“We are living through a paradigm shift where we can provide meaningful, useful information and have clinical encounters with patients without forcing them to come sit in a 12-by-12 room with us,” she said. “I got really excited about what that could mean for getting the right doctor to every kid when they need it.”
Bodnar’s startup, Ohana Pediatrics, is building a digital care delivery platform that will help parents assess whether their child needs a doctor’s appointment, and to get them a video appointment as soon as possible if they do.
In addition to making healthcare more convenient for consumers, Ohana wants to solve some of the biggest challenges pediatric physicians face with the current delivery model: burn-out and compensation.
Due to regulations and reimbursement standards for telemedicine, much of the after-hours work pediatricians do is currently unpaid, said Bodnar. By providing a tool for video consultations, Ohana will let doctors bill insurance providers for the time they spend with their patients.
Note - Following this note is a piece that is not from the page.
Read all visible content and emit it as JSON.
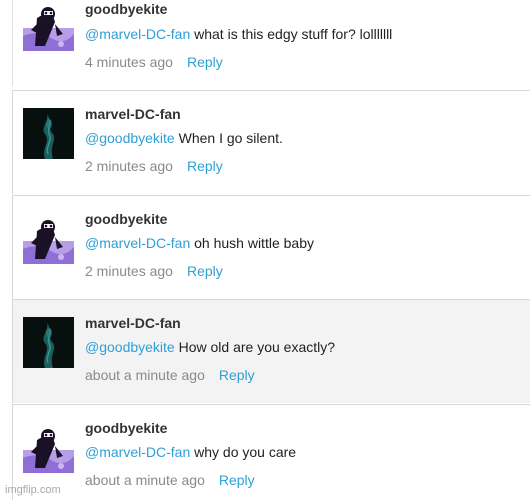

The platform will also enable doctors to share their after-hours workloads with a trusted network of colleagues. Instead of being available 24/7 in case something comes up, Ohana lets doctors take turns being on call, and has built-in functionalities for communicating important details for when the child’s regular doctor returns to the office in the morning.
“We’ve been working with groups of doctors in some rural states who do a great job providing care to a rural community as maybe one of two pediatricians in a 300-mile radius,” said Bodnar. “With Ohana, they can have a group of 30 trusted pediatricians to work with by night. It’s great for helping them not burn out, and for helping them do a good job for their patients.”
By giving customers a single starting point, Bodnar also hopes to lower the barrier for parents wondering if they need to call a doctor or if it can wait until the morning.
The biggest, and most interesting, challenge to building a telemedicine platform, said Bodnar, is to strike the right balance between user-friendliness and providing doctors with enough information.
“We want to mimic a face-to-face interaction as much as possible,” she said. “How do you create the right welcoming environment and then escalate the reaction in a way that makes the patient feel comfortable, and that gives the provider the necessary information to make clinically sound decisions?”
Ohana is venture-backed, and Bodnar said she already has a number of doctors lined up for its launch. The platform is currently at the working prototype stage, and Bodnar is looking to make some Chicago-based tech hires to bring the development past the finish line.
Images via Ohana Pediatrics and Shutterstock.